We will help you to recognise the signs and symptoms of anal sac disease in dogs. Your dog has two anal sacs in his bottom, about the size of a pea. These glands produce a dark, smelly, oily liquid when they poo — the liquid is expressed onto the poo to help him mark his territory. So, what are the most common anal sac problems, and how do you spot the signs of anal sac disease in your dog?
Expressing Anal Glands: The Good, the Bad, and the Disgusting
Anal gland abscesses in dogs - PDSA

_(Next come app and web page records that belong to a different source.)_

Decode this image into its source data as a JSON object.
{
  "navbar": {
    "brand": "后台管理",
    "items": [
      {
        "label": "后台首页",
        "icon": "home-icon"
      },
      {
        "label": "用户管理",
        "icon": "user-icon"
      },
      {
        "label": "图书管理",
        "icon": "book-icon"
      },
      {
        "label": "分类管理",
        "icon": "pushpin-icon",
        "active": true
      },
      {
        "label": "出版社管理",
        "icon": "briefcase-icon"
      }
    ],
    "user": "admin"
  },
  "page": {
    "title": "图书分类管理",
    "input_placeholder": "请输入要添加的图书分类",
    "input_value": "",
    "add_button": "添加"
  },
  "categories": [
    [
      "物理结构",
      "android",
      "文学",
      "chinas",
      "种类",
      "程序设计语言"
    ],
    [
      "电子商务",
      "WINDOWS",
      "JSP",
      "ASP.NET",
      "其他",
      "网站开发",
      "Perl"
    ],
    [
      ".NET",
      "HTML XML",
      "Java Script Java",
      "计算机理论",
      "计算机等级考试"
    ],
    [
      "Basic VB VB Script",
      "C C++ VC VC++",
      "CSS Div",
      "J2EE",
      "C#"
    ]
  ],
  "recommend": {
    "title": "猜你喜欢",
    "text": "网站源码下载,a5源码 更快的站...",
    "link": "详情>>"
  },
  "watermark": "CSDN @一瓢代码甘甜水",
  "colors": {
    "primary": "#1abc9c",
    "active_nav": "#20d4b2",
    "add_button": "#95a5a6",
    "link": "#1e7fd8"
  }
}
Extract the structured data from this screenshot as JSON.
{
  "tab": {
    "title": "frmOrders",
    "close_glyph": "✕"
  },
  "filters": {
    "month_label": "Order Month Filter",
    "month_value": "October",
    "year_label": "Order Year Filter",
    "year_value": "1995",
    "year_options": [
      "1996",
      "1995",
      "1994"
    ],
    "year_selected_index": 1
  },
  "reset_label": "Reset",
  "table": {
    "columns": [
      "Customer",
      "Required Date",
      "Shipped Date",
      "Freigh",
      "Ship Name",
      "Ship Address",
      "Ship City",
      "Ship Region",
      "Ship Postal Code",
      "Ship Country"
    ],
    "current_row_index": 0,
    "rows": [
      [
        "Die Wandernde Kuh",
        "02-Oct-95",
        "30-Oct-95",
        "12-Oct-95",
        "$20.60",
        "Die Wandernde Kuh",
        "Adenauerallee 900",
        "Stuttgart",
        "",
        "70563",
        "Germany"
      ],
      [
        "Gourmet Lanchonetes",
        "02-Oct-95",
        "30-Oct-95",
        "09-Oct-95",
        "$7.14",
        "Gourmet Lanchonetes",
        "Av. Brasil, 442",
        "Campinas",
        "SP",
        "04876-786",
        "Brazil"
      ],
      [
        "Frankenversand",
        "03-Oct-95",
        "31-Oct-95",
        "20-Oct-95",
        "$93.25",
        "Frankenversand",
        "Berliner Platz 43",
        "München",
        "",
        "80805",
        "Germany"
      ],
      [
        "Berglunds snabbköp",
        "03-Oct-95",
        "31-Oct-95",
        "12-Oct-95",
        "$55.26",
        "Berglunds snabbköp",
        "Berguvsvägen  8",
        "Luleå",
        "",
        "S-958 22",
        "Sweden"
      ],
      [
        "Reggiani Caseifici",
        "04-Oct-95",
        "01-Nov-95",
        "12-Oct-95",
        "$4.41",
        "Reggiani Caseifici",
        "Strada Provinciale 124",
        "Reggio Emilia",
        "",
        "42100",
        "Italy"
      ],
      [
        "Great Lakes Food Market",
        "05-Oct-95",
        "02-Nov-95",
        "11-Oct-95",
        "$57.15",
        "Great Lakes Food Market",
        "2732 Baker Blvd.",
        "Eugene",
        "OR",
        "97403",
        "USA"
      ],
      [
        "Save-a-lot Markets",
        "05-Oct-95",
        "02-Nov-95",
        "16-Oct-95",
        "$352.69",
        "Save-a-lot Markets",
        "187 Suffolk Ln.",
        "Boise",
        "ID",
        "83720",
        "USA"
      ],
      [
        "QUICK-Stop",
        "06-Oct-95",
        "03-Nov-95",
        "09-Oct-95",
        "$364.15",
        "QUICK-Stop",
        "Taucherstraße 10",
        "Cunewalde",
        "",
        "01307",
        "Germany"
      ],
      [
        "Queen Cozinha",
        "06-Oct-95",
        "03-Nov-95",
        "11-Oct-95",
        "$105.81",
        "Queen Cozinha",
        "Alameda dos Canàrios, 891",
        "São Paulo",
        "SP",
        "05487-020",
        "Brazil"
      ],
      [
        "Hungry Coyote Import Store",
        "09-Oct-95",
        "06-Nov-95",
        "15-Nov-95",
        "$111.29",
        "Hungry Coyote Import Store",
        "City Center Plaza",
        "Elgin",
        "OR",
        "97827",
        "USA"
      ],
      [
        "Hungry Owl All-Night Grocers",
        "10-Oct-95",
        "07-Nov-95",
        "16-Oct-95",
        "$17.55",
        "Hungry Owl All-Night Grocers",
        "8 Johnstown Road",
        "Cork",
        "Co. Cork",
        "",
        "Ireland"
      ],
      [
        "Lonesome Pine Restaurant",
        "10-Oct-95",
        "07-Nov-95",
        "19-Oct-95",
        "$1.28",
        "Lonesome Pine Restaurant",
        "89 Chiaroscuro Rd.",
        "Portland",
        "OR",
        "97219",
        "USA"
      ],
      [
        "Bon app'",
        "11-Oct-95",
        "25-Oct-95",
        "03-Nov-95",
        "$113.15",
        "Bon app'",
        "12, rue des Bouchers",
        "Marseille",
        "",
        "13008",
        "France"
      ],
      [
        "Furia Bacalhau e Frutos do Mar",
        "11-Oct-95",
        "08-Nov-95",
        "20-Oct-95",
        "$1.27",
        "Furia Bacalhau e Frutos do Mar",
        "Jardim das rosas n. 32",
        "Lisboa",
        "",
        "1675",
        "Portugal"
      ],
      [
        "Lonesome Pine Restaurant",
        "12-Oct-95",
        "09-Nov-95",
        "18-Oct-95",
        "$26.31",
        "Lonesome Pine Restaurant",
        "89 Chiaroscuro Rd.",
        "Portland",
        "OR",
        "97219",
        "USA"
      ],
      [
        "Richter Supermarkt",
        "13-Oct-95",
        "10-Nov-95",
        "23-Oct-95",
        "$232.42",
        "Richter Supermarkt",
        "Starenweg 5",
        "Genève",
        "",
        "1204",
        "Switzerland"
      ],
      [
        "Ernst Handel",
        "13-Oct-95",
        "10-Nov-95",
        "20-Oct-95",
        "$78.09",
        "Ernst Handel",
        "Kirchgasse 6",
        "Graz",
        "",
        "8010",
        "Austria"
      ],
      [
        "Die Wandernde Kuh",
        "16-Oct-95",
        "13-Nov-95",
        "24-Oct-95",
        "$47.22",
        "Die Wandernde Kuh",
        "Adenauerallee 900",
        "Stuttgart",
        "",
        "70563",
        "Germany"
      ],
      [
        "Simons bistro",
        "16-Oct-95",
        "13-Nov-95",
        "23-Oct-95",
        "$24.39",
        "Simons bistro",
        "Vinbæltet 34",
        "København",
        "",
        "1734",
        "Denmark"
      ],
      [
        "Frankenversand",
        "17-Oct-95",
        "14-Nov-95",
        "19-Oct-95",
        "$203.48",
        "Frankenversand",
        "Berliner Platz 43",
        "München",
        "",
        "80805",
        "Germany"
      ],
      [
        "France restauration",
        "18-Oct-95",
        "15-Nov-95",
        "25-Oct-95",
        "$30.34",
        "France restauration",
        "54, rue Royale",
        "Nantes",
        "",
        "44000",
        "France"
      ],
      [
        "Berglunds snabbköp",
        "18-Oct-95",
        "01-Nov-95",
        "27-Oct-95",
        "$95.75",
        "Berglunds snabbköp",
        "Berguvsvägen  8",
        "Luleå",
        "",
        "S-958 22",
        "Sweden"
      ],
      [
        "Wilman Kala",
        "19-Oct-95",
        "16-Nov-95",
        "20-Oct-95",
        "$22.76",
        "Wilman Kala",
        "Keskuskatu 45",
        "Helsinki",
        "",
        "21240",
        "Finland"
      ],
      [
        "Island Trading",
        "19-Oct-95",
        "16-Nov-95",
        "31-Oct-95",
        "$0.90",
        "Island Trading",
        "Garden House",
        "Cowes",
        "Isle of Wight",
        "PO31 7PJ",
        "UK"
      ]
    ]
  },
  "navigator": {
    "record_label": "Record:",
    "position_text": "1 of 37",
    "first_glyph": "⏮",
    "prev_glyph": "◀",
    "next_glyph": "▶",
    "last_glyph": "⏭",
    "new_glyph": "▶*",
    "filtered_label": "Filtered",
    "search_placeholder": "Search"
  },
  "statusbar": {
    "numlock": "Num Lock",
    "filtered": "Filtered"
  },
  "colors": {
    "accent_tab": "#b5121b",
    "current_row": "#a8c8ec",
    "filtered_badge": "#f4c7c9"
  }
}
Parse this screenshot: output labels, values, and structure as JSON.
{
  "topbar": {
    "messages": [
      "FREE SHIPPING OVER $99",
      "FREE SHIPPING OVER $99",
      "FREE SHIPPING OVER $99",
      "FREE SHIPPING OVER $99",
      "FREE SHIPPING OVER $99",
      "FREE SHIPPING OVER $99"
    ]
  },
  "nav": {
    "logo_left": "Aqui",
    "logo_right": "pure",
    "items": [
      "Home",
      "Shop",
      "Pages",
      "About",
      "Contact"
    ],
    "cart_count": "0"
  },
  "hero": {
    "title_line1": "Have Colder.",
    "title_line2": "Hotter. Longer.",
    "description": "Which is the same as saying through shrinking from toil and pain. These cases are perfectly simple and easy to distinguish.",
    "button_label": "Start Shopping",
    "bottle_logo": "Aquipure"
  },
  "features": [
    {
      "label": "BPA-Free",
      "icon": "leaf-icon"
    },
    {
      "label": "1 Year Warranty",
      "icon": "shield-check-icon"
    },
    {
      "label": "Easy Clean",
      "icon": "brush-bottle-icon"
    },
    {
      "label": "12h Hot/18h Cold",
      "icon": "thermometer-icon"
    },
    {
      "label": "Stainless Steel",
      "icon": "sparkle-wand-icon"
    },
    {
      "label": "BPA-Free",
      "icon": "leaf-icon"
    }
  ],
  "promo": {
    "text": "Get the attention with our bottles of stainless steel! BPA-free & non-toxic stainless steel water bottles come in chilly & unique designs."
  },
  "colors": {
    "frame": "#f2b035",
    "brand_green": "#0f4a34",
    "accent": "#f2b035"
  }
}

Your dog's anal glands are two grape-shaped glands located just below the anus to either side. The pheromones they secrete give canines vital information about one another, including health, age, and sex. This explains why dogs sniff each other's rears when they meet and insist on taking a whiff of every poop they pass on their morning walk. Sometimes the fluid in anal glands can build up, causing your dog to lick or bite his anus and "scoot" his bottom around on the floor after or before defecation. This can happen to any breed, though small dogs are particularly prone to anal sac disorders. While the veterinarian will do this for you, it's also possible to save yourself a trip to the vet's office and do it yourself.
Anal gland abscesses in dogs
Page Menu. Diseases and Conditions. Abscess: First Aid.
It is believed that this smelly substance helps a dog mark their territory. If an anal gland becomes blocked, an infection or abscess may develop. This can be extremely painful and needs treatment by a vet. They should empty themselves when your dog goes to the toilet.